This delirious prose is interesting as evidence of the attitude of a certain kind of mind which exists in any and every period and which refuses to see what it does not want to see (like the lady who, in 1925, described the France of pre-1914 as being “free of inverts and negroes”). It demonstrates also how the super-patriotism, which for a long time had been laying the groundwork for the great revenge against Germany after the defeat of 1870 and which cannot be omitted from any history of the Belle Epoque, reached even into the realm of sexuality, and it helps to explain how and why, after the war of 1914–1918, cosmopolitanism and licentiousness exploded simultaneously with the force of pressures too long restrained.

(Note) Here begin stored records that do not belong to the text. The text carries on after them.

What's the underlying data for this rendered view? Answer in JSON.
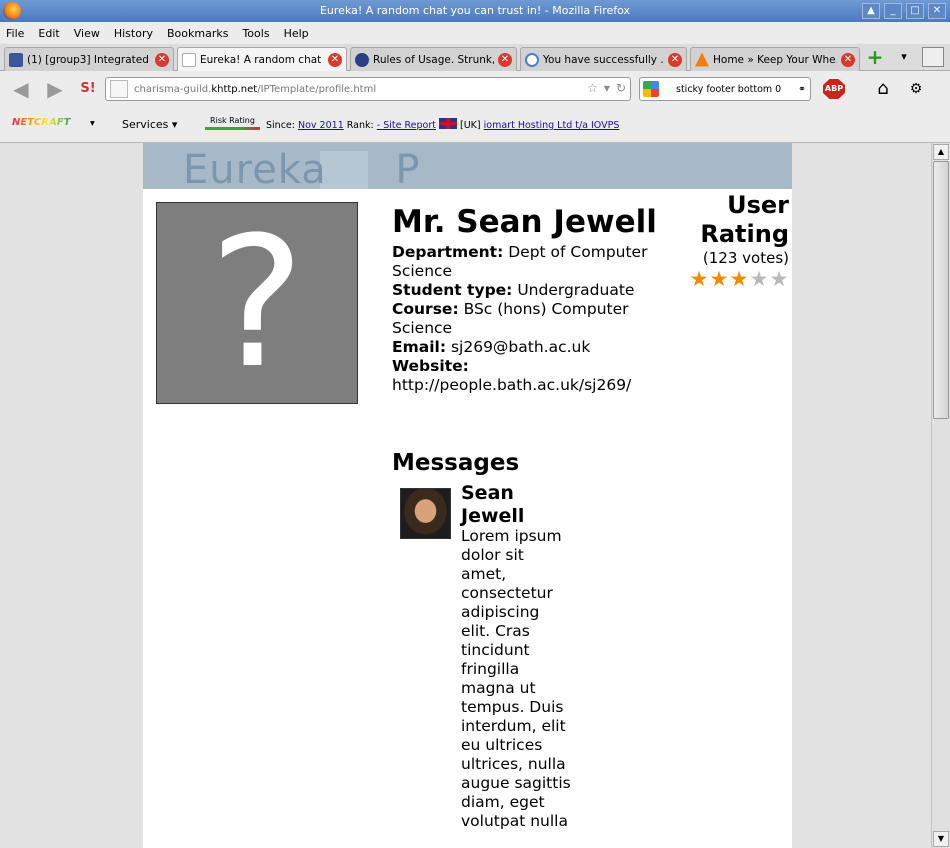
{
  "window": {
    "title": "Eureka! A random chat you can trust in! - Mozilla Firefox",
    "controls": [
      "▲",
      "_",
      "□",
      "✕"
    ]
  },
  "menu": [
    "File",
    "Edit",
    "View",
    "History",
    "Bookmarks",
    "Tools",
    "Help"
  ],
  "tabs": [
    {
      "label": "(1) [group3] Integrated ...",
      "icon": "facebook-icon",
      "active": false
    },
    {
      "label": "Eureka! A random chat ...",
      "icon": "page-icon",
      "active": true
    },
    {
      "label": "Rules of Usage. Strunk, ...",
      "icon": "globe-icon",
      "active": false
    },
    {
      "label": "You have successfully ...",
      "icon": "info-icon",
      "active": false
    },
    {
      "label": "Home » Keep Your Whe...",
      "icon": "vlc-icon",
      "active": false
    }
  ],
  "nav": {
    "url_prefix": "charisma-guild.",
    "url_host": "khttp.net",
    "url_path": "/IPTemplate/profile.html",
    "search_value": "sticky footer bottom 0"
  },
  "netcraft": {
    "logo": "NETCRAFT",
    "services": "Services",
    "risk": "Risk Rating",
    "since_label": "Since:",
    "since_value": "Nov 2011",
    "rank_label": "Rank:",
    "rank_value": "- Site Report",
    "country": "[UK]",
    "host": "iomart Hosting Ltd t/a IOVPS"
  },
  "site": {
    "logo": "Eureka     P"
  },
  "profile": {
    "name": "Mr. Sean Jewell",
    "department_label": "Department:",
    "department": "Dept of Computer Science",
    "student_type_label": "Student type:",
    "student_type": "Undergraduate",
    "course_label": "Course:",
    "course": "BSc (hons) Computer Science",
    "email_label": "Email:",
    "email": "sj269@bath.ac.uk",
    "website_label": "Website:",
    "website": "http://people.bath.ac.uk/sj269/"
  },
  "rating": {
    "title": "User Rating",
    "votes": "(123 votes)",
    "stars_filled": 3,
    "stars_total": 5
  },
  "messages": {
    "title": "Messages",
    "items": [
      {
        "author": "Sean Jewell",
        "text": "Lorem ipsum dolor sit amet, consectetur adipiscing elit. Cras tincidunt fringilla magna ut tempus. Duis interdum, elit eu ultrices ultrices, nulla augue sagittis diam, eget volutpat nulla"
      }
    ]
  },
  "colors": {
    "header": "#a7b9c9",
    "star_on": "#f08c00",
    "star_off": "#b9b9b9"
  }
}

Despite its provocative title I shall do no more than mention Sodom, by Henri d’Argis,  because this book, with a preface by Verlaine, considerably antidates [sic] in spirit the period with which we are concerned. The work is interesting, however, first because of its style, which is less bad than that of Bonnetain, Bosc or Dubarry, and, secondly, and particularly, because it relates in delicate terms a liaison — chaste, it is true — between a man and a 17-year old boy: “It was not a question of vice, of debauchery, nor of obscenity; it was simply love hovering vaguely over both of them.” There can be no question of the documentary value of this work for it was inspired by the true story of Verlaine and Rimbaud.
To conclude this discussion of marginal literature I shall but mention the comic figure of Achille Bécasse, other known as Achille Essebac, author of DéDé (1901) and Luc (1902), both vapid novels about adolescents, which Roger Peyrefitte unexpectedly rescues from oblivion by making mention of them in two or three bitter-sweet paragraphs in l’ Exilé de Capri.

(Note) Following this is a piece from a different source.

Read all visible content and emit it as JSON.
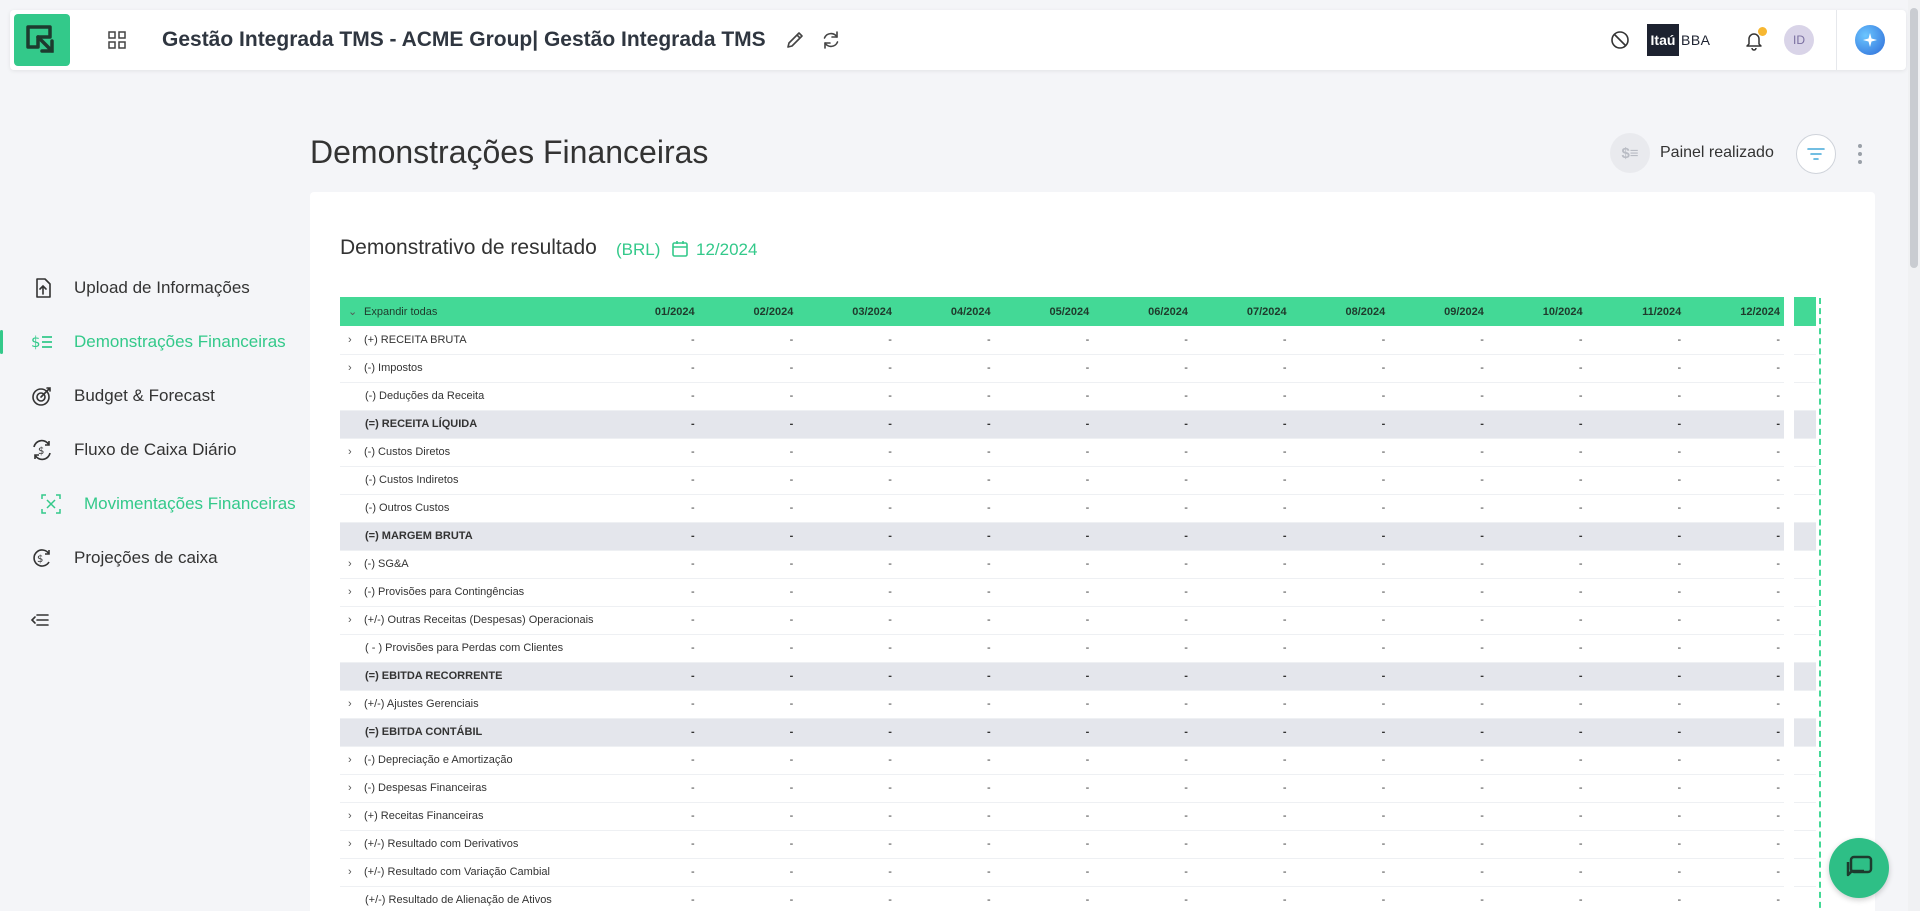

As for Geroges Eeckhoud and Binet-Valmer, we shall come back to them a little further on.
29 Paul Bonnetain, Charlot s’amuse, Paris, A. Charles, 1883.
30 Jean Bosc, Le Vice marin, confessions d’un matelot, Paris (Pierre Douville), 1905
31 Affaire Mielle, 1885: A Baraille, Causes criminelles et mondaines de 1885, p. 57
32 Armand Dubarry, Les Invertis (Le Vice allemand), Paris (Chamuel), 1896.
33 Henri d’Argis, Sodome, Paris (Alphonse Piaget), 7th ed. 1888.